== Data section
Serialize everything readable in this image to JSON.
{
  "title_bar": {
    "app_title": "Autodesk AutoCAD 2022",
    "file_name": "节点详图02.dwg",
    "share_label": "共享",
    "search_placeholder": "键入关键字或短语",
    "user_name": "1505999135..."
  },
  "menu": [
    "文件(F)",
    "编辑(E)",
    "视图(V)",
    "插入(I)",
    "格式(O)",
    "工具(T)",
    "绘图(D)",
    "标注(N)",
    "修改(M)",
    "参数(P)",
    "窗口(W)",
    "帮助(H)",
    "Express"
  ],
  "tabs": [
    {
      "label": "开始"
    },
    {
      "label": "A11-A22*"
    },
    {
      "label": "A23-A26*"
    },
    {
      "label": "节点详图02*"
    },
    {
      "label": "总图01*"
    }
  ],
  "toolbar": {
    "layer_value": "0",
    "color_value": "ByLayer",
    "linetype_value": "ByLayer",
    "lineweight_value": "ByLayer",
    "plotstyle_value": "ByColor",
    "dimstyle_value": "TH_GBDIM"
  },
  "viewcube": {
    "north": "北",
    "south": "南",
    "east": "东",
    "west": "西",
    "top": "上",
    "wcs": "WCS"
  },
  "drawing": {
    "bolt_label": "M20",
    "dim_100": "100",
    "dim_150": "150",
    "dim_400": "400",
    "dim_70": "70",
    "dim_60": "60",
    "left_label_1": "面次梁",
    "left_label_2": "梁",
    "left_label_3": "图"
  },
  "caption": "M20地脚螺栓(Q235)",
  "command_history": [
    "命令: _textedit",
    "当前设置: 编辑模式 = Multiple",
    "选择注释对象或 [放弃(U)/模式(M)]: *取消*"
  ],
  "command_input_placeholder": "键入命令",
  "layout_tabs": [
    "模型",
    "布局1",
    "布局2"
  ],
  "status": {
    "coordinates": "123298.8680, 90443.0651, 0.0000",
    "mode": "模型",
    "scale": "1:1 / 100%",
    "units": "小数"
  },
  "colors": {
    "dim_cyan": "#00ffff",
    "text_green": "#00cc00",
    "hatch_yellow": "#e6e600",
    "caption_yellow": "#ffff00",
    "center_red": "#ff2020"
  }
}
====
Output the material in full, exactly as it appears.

#### Solution to the exercise
Serialize everything readable in this image to JSON.
{
  "title_bar": {
    "app_title": "Autodesk AutoCAD 2022",
    "file_name": "节点详图02.dwg",
    "share_label": "共享",
    "search_placeholder": "键入关键字或短语",
    "user_name": "1505999135..."
  },
  "menu": [
    "文件(F)",
    "编辑(E)",
    "视图(V)",
    "插入(I)",
    "格式(O)",
    "工具(T)",
    "绘图(D)",
    "标注(N)",
    "修改(M)",
    "参数(P)",
    "窗口(W)",
    "帮助(H)",
    "Express"
  ],
  "tabs": [
    {
      "label": "开始"
    },
    {
      "label": "A11-A22*"
    },
    {
      "label": "A23-A26*"
    },
    {
      "label": "节点详图02*"
    },
    {
      "label": "总图01*"
    }
  ],
  "toolbar": {
    "layer_value": "0",
    "color_value": "ByLayer",
    "linetype_value": "ByLayer",
    "lineweight_value": "ByLayer",
    "plotstyle_value": "ByColor",
    "dimstyle_value": "TH_GBDIM"
  },
  "viewcube": {
    "north": "北",
    "south": "南",
    "east": "东",
    "west": "西",
    "top": "上",
    "wcs": "WCS"
  },
  "drawing": {
    "bolt_label": "M20",
    "dim_100": "100",
    "dim_150": "150",
    "dim_400": "400",
    "dim_70": "70",
    "dim_60": "60",
    "left_label_1": "面次梁",
    "left_label_2": "梁",
    "left_label_3": "图"
  },
  "caption": "M20地脚螺栓(Q235)",
  "command_history": [
    "命令: _textedit",
    "当前设置: 编辑模式 = Multiple",
    "选择注释对象或 [放弃(U)/模式(M)]: *取消*"
  ],
  "command_input_placeholder": "键入命令",
  "layout_tabs": [
    "模型",
    "布局1",
    "布局2"
  ],
  "status": {
    "coordinates": "123298.8680, 90443.0651, 0.0000",
    "mode": "模型",
    "scale": "1:1 / 100%",
    "units": "小数"
  },
  "colors": {
    "dim_cyan": "#00ffff",
    "text_green": "#00cc00",
    "hatch_yellow": "#e6e600",
    "caption_yellow": "#ffff00",
    "center_red": "#ff2020"
  }
}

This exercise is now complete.